(Nancy is traveling, but she asked me to send the following message on her behalf. S.O’L.) Hi, After a long time and a great deal of effort, just now, the Washington legislature passed the third bill in the trio of NW Energy Coalition priorities for this session – the 100% Clean Electricity (SB 5116) bill, which assures that over […]
Resources & Publications: Energy Matters Updates
Energy Matters Updates provide coverage and updates on current developments in the continuing push for a clean and affordable energy future, a future in which clean energy sources meet all new electricity demand, create local jobs, protect consumers and the environment, and replace polluting and climate-disrupting resources.
More clean energy solutions, less reliance on gas needed to meet peak energy needs When discussing electric system affordability and reliability, natural gas is often portrayed as a guarantor of both. But, since the beginning of February, when Northwest temperatures dropped to near record lows, wholesale natural gas prices skyrocketed, causing serious disruption for gas-fired […]
A blueprint for transitioning to a clean energy future Yesterday, Washington Governor Jay Inslee outlined his policy strategy to address the challenge of climate change. The governor’s package features proposals to reduce greenhouse gas emissions from the electricity system, buildings, the transportation sector, fuels, and hydrofluorocarbons. The governor’s plan, if enacted and fully realized, would […]

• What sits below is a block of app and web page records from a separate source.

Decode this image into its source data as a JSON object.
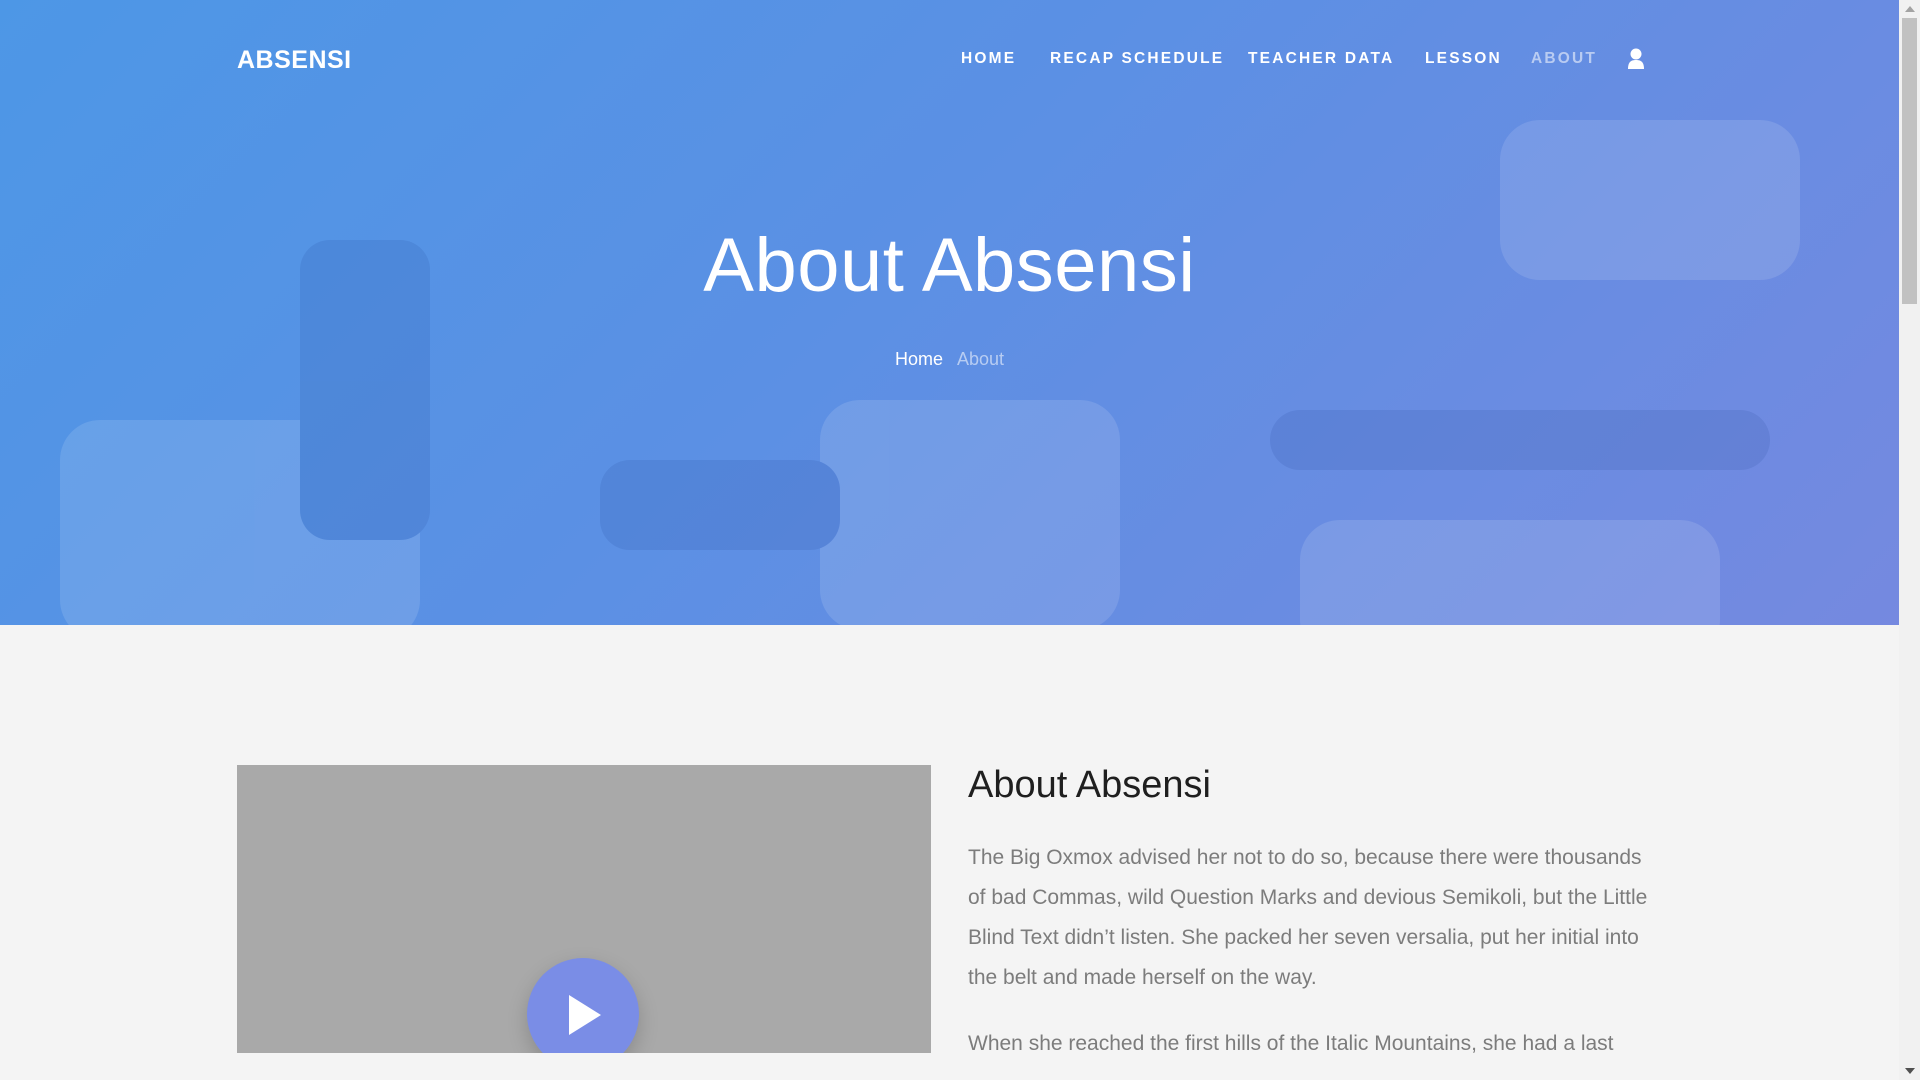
{
  "brand": "ABSENSI",
  "nav": {
    "items": [
      {
        "label": "HOME"
      },
      {
        "label": "RECAP SCHEDULE"
      },
      {
        "label": "TEACHER DATA"
      },
      {
        "label": "LESSON"
      },
      {
        "label": "ABOUT"
      }
    ],
    "user_icon": "user-icon"
  },
  "hero": {
    "title": "About Absensi",
    "breadcrumb": {
      "home": "Home",
      "current": "About"
    }
  },
  "about": {
    "heading": "About Absensi",
    "paragraphs": [
      "The Big Oxmox advised her not to do so, because there were thousands of bad Commas, wild Question Marks and devious Semikoli, but the Little Blind Text didn’t listen. She packed her seven versalia, put her initial into the belt and made herself on the way.",
      "When she reached the first hills of the Italic Mountains, she had a last"
    ]
  },
  "video": {
    "play_icon": "play-icon"
  },
  "colors": {
    "hero_start": "#4d97e6",
    "hero_end": "#7589e0",
    "play_button": "#7a8de6",
    "video_placeholder": "#a9a9a9"
  }
}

(The NW Energy Coalition along with Renewable Northwest released the following statement today in response to the filing of a proposed settlement in the Puget Sound Energy rate case at the Washington Utilities and Transportation Commission.) SEATTLE, Wash. — A diverse group of parties has reached a proposed settlement in the Puget Sound Energy (PSE) rate […]

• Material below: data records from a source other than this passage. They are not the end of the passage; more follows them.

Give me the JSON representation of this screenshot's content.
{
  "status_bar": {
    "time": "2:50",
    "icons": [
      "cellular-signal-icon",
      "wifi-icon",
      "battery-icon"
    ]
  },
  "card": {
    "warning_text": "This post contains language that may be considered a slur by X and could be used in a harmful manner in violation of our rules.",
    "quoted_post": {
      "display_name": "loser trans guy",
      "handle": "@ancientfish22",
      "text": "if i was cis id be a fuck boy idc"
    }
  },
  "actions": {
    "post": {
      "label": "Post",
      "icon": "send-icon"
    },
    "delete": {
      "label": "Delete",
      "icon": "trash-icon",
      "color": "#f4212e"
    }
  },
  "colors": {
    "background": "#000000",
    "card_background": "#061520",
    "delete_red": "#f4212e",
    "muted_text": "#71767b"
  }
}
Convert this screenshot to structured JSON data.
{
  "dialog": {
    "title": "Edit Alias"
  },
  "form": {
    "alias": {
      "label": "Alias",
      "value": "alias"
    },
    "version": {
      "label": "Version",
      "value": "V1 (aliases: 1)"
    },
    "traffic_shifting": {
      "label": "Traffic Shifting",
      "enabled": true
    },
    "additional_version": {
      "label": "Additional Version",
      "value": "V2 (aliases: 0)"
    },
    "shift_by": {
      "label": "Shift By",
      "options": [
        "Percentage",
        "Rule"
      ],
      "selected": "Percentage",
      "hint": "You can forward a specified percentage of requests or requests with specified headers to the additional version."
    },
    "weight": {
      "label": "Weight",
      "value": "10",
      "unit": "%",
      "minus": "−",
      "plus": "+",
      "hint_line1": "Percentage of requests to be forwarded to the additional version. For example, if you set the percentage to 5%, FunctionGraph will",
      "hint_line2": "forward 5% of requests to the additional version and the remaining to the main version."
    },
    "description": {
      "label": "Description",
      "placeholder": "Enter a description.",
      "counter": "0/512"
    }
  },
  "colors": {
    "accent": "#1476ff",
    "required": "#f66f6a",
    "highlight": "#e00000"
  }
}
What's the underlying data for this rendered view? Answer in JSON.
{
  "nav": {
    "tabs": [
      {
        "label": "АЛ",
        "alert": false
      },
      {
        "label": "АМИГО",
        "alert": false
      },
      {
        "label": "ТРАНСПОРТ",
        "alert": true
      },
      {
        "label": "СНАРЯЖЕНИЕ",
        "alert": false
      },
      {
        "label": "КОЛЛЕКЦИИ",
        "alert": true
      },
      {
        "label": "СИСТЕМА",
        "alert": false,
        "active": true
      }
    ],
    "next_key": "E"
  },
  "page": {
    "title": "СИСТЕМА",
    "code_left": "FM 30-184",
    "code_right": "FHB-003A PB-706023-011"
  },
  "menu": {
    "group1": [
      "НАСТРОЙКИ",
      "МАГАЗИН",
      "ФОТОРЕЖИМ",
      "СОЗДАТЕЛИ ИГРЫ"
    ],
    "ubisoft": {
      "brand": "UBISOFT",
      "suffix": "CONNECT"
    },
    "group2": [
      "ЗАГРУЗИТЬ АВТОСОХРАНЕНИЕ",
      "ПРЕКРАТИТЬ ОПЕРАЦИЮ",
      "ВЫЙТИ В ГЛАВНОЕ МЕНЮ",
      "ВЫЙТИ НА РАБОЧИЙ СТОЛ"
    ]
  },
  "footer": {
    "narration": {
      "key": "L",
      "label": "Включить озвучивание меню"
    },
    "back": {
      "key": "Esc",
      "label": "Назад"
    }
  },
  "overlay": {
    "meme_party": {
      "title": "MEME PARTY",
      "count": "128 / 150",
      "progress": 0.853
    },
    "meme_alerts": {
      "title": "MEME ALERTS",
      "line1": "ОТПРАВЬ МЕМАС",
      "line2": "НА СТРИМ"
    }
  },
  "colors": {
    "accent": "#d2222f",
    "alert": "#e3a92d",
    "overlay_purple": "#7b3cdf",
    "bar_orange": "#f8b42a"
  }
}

Idaho Rivers United, a Coalition member for the past 14 years, advocates for protecting and restoring Idaho rivers. IRU defends at-risk fish populations, supports minimum stream flows that reduce dams’ harm to Idaho’s rivers. IRU argues that the four lower Snake River dams in Washington state are more of a threat to Idaho wild salmon survival than habitat destruction or overfishing.
Smart Grid NW’s mission is to promote, grow and enable the smart grid industry and infrastructure in the Pacific Northwest. To fulfill this mission, Smart Grid NW engages in education and regulatory policy work and brings together technically knowledgeable vendors, utility operators and regulators to create a regional smart grid roadmap.
In approving its seventh 20-year power plan on Wednesday, the Northwest Power and Conservation Council refilled the prescription to meet the region’s new electricity needs primarily with bill-shaving, emissions-avoiding, job-creating energy efficiency. The Council finds that acquiring 1,400 average megawatts of cost-effective energy efficiency in the plan’s five-year “action plan” period and 4,300 aMW by 2035 is the lowest cost and lowest risk strategy for meeting growth in electricity demand.
Transportation is one of the most polluting, energy-inefficient sectors of our economy, and the Pacific Northwest is uniquely positioned to leverage its clean electricity resources to change that. State and local policy should foster a greater role for the region’s electric utilities in electrifying transportation, not only for passenger vehicles but also for buses, short-haul vans and trucks, and non-road industrial equipment such as forklifts and shore power.
Nearly 35 years after the Northwest Power Act mandated equal treatment for fish and power generation in the Columbia-Snake system, 13 of the basin’s wild salmon and steelhead stocks are still listed under the Endangered Species Act. Recovery will require, among other measures, changes in hydropower system operations that will reduce electricity generation, such as dam removal or greatly increased spill over the dams. What would replacing the power cost Northwest energy consumers and how does it compare to escalating costs of maintaining aging power system infrastructure?
Northwest Power and Conservation Council and other planners systematically underestimate efficiency savings from new products
Regional energy efficiency achievements have far exceeded power planners’ expectations for the past 15 years. Better-than-expected savings sound great for consumers and the environment … and they are. But underestimating future efficiency savings can lead to false conclusions about the need for new power plants, resulting in unnecessary expenses that raise consumers’ bills.